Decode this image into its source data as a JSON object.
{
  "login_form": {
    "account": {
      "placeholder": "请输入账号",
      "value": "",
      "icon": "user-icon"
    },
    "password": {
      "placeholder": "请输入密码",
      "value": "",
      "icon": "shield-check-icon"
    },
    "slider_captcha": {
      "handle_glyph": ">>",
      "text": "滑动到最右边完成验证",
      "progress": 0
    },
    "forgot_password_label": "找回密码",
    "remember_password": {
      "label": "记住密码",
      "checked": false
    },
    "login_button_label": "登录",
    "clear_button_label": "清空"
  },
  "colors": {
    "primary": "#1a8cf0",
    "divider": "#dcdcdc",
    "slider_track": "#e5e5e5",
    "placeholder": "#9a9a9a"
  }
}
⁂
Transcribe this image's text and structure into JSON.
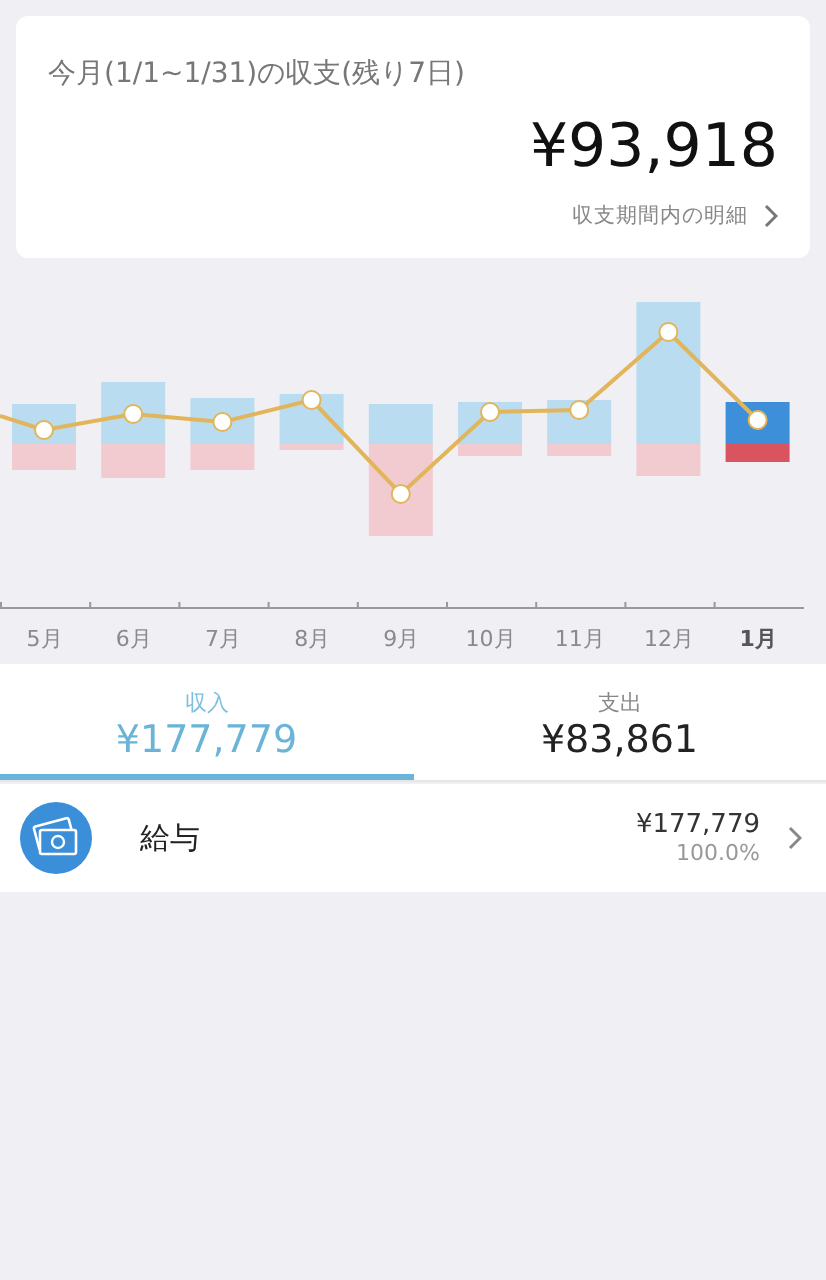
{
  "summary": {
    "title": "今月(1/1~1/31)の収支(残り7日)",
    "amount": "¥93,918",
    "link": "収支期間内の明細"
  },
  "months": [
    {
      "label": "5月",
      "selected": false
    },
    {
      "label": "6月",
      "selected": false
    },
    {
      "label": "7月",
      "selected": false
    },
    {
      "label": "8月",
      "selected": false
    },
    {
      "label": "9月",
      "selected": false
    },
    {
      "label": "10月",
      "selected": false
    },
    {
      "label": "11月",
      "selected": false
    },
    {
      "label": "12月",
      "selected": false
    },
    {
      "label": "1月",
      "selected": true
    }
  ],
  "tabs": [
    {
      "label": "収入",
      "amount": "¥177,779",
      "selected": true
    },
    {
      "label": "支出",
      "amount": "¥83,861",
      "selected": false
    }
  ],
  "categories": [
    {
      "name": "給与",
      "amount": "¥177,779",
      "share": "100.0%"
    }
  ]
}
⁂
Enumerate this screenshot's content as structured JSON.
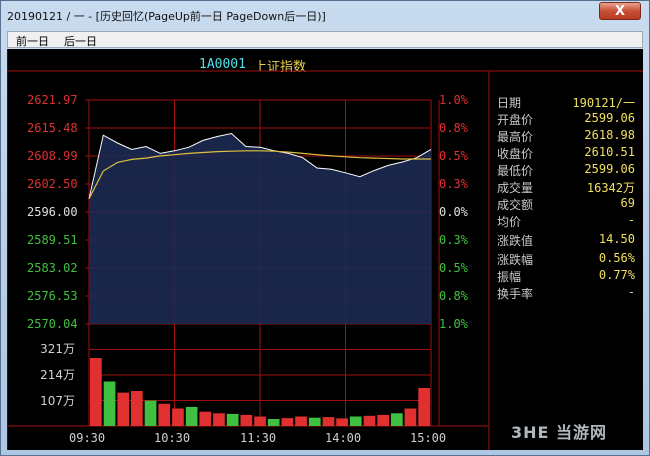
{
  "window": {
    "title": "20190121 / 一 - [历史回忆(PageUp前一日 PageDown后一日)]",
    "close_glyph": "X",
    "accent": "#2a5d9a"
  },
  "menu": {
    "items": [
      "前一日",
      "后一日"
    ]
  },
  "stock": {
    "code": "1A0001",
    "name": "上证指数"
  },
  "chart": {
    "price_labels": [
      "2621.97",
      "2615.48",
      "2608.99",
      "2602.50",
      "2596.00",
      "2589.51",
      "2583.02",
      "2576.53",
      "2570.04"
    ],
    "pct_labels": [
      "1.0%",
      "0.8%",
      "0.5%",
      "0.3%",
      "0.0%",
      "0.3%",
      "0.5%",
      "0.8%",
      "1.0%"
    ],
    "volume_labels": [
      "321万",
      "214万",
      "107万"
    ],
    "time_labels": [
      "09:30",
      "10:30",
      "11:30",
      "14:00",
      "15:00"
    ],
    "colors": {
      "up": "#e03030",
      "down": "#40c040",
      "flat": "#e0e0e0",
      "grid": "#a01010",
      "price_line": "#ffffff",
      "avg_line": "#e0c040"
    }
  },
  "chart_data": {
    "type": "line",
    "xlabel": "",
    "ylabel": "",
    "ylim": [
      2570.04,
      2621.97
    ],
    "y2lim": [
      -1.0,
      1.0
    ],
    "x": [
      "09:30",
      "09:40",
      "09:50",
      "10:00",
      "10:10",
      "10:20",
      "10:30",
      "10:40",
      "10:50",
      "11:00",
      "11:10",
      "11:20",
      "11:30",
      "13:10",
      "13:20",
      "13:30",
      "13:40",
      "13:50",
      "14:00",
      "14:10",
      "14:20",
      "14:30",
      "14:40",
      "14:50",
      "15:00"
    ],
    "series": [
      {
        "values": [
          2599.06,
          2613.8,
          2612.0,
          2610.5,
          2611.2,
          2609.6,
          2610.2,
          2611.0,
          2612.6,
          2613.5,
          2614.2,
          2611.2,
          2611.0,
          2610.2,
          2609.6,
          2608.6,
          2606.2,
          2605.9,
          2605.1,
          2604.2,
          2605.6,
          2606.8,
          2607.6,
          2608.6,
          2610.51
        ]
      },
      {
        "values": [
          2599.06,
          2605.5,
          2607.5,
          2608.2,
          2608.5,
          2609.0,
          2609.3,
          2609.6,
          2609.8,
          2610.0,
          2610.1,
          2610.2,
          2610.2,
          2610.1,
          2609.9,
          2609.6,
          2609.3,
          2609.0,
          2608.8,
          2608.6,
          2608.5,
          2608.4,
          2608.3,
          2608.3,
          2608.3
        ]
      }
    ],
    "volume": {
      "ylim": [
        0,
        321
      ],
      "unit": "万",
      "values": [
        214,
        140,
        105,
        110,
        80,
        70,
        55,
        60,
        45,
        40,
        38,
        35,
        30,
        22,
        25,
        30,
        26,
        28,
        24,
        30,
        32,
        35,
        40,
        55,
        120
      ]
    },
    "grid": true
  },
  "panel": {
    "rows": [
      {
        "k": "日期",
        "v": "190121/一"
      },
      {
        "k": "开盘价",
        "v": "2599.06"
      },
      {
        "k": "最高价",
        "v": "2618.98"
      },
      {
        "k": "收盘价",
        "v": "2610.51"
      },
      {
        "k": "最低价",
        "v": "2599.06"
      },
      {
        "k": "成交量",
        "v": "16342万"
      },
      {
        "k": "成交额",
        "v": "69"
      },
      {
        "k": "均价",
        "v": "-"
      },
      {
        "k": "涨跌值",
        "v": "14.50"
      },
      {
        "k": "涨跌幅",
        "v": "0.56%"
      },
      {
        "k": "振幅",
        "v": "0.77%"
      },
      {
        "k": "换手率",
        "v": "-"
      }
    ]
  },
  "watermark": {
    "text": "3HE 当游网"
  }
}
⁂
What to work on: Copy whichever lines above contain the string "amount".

Exercise solution:
    "amount": "¥93,918",
      "amount": "¥177,779",
      "amount": "¥83,861",
      "amount": "¥177,779",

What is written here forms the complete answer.